And Dario is very good in those plays, he scores about 1 point per possession in each of them. He is one of the best in the league from the post ups, a bit better than his teammate Ayton, who in turn is one of the best players in the league at Pick and Roll.
That is kind of obvious since Dario still lacks athleticism, but manages to reach the hoop with his “signature” shots. If you’re wondering what his “signature” shot is, it starts from a post up, after which he puts up 2 or 3 pump fakes, and then hits a crazy baby hook that looks like it’s going to be blocked but it magically goes through the hoop.
We can see this general change in the position and style of the game in the following graph, which shows the share of all shots depending on the shot zone.
He shoots the most from the Restricted Area and paint (outside the RA), and the lowest from the mid-range. The threes took a slight drop and he puts up 3.5 attempts behind the arc this season, but this makes sense given his increase usage in post ups and pick and roll.
Efficiency and Impact on the team
Dario is currently playing the most efficient season of his NBA career while having the biggest USG%, by far.
He is second in the Suns team in USG%, only behind Devin Booker, and he is among the top bench players, who might be in some 6MOY competition, in both USG% and TS%. In addition, he is one of the Suns’ most efficient players with 61.8% TS%.
Such a large USG% confirms to us that Dario is not just another player from the bench, but he is the player around whom the Suns attack is based while he is on the floor. Virtually a quarter of all attacks go through him and that shows us that he can truly play his game through the post ups and pick and roll.

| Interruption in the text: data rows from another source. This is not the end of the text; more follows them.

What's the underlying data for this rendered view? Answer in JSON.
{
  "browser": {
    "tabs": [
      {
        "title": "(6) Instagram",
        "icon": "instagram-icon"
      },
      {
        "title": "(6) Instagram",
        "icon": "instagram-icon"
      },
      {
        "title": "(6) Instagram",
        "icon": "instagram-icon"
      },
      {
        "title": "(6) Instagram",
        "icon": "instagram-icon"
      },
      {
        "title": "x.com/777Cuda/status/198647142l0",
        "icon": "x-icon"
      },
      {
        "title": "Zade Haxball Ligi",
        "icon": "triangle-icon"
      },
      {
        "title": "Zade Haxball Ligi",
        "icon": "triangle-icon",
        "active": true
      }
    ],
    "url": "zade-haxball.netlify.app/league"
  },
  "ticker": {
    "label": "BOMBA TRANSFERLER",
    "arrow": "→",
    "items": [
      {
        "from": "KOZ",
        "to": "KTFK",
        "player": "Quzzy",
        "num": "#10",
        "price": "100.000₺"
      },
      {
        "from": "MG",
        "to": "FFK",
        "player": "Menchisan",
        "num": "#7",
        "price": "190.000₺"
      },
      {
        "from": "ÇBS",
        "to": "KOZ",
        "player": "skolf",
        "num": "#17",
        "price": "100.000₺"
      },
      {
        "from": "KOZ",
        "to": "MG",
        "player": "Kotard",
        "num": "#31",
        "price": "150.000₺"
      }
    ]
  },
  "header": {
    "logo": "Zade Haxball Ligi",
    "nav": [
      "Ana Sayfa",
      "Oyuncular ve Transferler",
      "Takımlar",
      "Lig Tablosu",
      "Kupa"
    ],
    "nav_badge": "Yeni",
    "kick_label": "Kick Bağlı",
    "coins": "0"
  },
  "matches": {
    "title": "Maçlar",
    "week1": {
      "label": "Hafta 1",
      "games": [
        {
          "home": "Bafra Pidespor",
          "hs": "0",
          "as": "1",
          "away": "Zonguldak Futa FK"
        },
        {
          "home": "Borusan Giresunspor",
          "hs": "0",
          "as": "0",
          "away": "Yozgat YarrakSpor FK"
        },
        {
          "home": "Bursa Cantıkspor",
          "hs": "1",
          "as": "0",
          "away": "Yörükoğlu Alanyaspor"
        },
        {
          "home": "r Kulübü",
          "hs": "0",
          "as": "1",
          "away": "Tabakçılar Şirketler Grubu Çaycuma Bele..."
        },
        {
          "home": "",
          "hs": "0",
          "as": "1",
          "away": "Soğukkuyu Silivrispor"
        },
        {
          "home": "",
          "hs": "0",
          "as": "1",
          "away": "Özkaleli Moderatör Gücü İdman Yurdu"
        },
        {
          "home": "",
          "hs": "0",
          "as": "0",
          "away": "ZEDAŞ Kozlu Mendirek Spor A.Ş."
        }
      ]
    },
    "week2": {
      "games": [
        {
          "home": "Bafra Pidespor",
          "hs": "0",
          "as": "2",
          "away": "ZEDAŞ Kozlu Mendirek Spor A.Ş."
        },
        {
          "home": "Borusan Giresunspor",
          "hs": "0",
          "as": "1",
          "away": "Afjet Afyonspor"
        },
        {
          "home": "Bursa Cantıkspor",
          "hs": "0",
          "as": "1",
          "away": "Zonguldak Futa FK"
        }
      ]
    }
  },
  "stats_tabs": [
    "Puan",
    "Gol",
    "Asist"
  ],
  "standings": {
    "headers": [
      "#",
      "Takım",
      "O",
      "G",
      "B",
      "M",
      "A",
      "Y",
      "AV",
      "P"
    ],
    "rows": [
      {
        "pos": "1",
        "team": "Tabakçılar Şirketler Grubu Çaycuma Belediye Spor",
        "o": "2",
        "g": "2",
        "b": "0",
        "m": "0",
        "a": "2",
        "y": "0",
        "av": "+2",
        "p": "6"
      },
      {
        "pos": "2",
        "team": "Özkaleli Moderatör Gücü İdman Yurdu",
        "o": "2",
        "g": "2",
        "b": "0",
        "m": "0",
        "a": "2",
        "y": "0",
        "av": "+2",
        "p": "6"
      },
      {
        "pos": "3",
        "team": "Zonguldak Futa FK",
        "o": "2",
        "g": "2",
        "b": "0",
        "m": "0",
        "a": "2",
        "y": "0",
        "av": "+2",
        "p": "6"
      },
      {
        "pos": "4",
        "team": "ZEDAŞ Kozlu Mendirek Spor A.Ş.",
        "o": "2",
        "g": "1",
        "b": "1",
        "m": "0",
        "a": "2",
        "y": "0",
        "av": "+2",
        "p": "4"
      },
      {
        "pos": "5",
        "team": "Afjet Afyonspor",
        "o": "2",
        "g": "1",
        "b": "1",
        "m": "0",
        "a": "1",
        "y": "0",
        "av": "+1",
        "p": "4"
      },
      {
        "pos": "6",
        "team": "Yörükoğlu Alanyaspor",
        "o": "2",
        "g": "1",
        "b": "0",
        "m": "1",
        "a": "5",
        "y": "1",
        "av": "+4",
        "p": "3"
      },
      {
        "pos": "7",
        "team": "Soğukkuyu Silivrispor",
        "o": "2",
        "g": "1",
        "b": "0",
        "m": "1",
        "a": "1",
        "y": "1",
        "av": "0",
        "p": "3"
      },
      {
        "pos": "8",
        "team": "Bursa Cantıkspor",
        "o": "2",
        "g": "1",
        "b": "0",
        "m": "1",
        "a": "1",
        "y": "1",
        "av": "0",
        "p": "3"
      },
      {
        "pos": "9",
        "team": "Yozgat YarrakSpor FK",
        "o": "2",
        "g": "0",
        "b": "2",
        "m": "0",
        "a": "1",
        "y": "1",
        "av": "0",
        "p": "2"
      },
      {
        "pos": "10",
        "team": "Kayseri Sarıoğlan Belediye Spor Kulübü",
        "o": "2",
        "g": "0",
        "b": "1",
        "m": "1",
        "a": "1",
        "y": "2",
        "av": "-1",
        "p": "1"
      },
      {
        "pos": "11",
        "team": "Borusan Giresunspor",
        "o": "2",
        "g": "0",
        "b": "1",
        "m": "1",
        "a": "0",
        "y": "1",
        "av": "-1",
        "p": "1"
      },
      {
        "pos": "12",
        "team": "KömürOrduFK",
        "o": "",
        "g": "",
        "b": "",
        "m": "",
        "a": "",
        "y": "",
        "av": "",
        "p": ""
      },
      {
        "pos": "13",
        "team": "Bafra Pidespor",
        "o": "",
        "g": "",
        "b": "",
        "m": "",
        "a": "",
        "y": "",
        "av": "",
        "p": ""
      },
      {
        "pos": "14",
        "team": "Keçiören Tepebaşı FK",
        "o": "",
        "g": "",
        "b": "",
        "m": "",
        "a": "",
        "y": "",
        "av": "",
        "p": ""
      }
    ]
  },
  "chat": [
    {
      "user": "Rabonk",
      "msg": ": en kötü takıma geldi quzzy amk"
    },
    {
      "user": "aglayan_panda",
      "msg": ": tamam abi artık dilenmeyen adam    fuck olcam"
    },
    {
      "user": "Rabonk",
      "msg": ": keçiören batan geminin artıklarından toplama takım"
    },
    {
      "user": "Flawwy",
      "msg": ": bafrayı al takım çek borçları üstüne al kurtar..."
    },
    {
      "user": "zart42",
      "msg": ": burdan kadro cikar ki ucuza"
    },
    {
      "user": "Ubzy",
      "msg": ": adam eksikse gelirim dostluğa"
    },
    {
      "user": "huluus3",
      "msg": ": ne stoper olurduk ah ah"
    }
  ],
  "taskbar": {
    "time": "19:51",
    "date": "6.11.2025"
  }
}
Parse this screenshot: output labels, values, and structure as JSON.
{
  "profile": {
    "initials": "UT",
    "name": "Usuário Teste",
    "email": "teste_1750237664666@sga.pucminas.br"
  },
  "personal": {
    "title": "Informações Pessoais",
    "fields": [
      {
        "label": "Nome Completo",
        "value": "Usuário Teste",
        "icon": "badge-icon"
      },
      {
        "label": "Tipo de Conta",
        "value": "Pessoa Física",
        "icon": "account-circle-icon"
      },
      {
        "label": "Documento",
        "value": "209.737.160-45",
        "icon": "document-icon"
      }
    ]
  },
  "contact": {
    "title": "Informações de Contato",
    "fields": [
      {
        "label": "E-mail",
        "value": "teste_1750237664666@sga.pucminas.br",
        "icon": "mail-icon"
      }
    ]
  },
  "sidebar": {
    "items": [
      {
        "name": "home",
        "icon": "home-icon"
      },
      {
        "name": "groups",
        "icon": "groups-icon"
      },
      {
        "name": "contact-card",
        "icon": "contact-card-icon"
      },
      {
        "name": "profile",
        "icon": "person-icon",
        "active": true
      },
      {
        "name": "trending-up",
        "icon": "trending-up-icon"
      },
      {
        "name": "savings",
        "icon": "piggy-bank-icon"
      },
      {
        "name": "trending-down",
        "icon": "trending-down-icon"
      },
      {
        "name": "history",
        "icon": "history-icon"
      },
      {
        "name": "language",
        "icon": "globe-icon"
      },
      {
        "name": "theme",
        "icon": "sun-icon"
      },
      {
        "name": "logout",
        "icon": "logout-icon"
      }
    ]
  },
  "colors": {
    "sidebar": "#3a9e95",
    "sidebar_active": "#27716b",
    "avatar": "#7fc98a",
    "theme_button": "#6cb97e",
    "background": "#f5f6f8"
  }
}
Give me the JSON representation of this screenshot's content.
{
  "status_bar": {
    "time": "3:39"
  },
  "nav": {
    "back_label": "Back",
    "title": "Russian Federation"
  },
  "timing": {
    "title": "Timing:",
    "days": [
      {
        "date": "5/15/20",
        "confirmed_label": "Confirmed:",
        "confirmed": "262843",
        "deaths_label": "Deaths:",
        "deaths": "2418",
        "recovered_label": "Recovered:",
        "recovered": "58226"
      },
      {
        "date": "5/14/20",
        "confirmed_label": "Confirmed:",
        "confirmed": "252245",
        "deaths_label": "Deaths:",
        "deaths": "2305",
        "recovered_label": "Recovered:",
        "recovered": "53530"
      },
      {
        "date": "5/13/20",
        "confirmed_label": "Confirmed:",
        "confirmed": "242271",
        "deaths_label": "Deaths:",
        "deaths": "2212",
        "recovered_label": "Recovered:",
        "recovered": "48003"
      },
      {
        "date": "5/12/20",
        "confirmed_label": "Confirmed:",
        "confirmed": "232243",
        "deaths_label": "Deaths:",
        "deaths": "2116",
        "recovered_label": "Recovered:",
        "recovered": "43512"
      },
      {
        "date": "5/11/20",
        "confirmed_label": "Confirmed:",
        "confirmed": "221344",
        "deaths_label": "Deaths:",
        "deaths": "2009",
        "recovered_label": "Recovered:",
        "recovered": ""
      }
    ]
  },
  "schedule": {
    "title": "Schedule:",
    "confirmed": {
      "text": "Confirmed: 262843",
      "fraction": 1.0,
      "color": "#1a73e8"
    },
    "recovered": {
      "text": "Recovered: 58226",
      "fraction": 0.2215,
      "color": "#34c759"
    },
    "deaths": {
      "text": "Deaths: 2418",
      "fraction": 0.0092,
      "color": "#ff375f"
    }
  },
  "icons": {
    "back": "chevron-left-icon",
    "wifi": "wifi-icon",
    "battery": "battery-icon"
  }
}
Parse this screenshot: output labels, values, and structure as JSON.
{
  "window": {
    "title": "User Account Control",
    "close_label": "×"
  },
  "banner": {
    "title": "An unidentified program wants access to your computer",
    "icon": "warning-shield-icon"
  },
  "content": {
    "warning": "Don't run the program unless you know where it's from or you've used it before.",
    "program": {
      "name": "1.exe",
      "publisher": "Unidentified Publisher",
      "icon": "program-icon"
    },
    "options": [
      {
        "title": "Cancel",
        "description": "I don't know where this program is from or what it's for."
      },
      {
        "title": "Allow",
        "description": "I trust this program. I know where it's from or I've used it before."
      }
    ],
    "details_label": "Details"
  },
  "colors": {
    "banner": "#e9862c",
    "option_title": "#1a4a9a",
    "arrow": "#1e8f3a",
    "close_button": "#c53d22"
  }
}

As the half of the season was recently marked, the discussions around season awards started going on. A large number of journalists and analysts mentioned Šarić as a candidate for the 6th man of the year award. These previous charts and numbers confirm that they were right about that choice and he can be a very viable candidate.
A jump in usage/efficiency in comparison to past season
Dario has jumped significantly in those two metrics (USG%/TS%) compared to last season.
Some of these players are in the debate for the MIP award (JaVale McGee and Batum are not one of them, of course), it will be difficult for Dario to get involved in that debate, but it is very encouraging that his TS% has risen despite spending more plays on the offensive side.
Argument for 6th Player of the Year, Part Two
In my opinion, these annual awards (MVP, DPOY, 6th man, ..) should be given to players who have some impact on the game of his team. Dario is also one of the leaders in this segment when we look at some important players from the bench.
Šarić has a Net Rating (ORTG-DRTG) of 23.5 points per 100 possessions this season. This chart shows the top 260 players in minutes per game. The number of shown players is that big because Dario played just under 19 minutes per game (and only 20 games so far). Because of that, his numbers might be a bit bloated a bit.
But still, despite all that, this figure is simply absurd. No Suns player is even close to numbers like Saric, the closest are Cameron Johnson and Cameron Payne with 11.4 and 10.0 (which is still really impressive), and they are also coming on from the bench, so obviously that Suns bench is really good. Also, a 3-man lineups of Saric-Johnson-Payne AND Saric-Bridges-Booker are among the top 10 in the league.
The question remains whether Dario would have been the same player as today if he had gone to the NBA immediately after his stint with Cibona, since his game then, and after 2 years with Anadolu Efes, was very different. The question is whether he’d then become that Point Forward as everyone thought before the draft.
But one thing is for sure, and that is that he has become a very good NBA player, who has accepted his role and position in the team and at the moment, both him and his team are doing great. He became one of the main candidates for the 6th player of the year, and given how well that role suits him, he could be a serious candidate for it with years to come.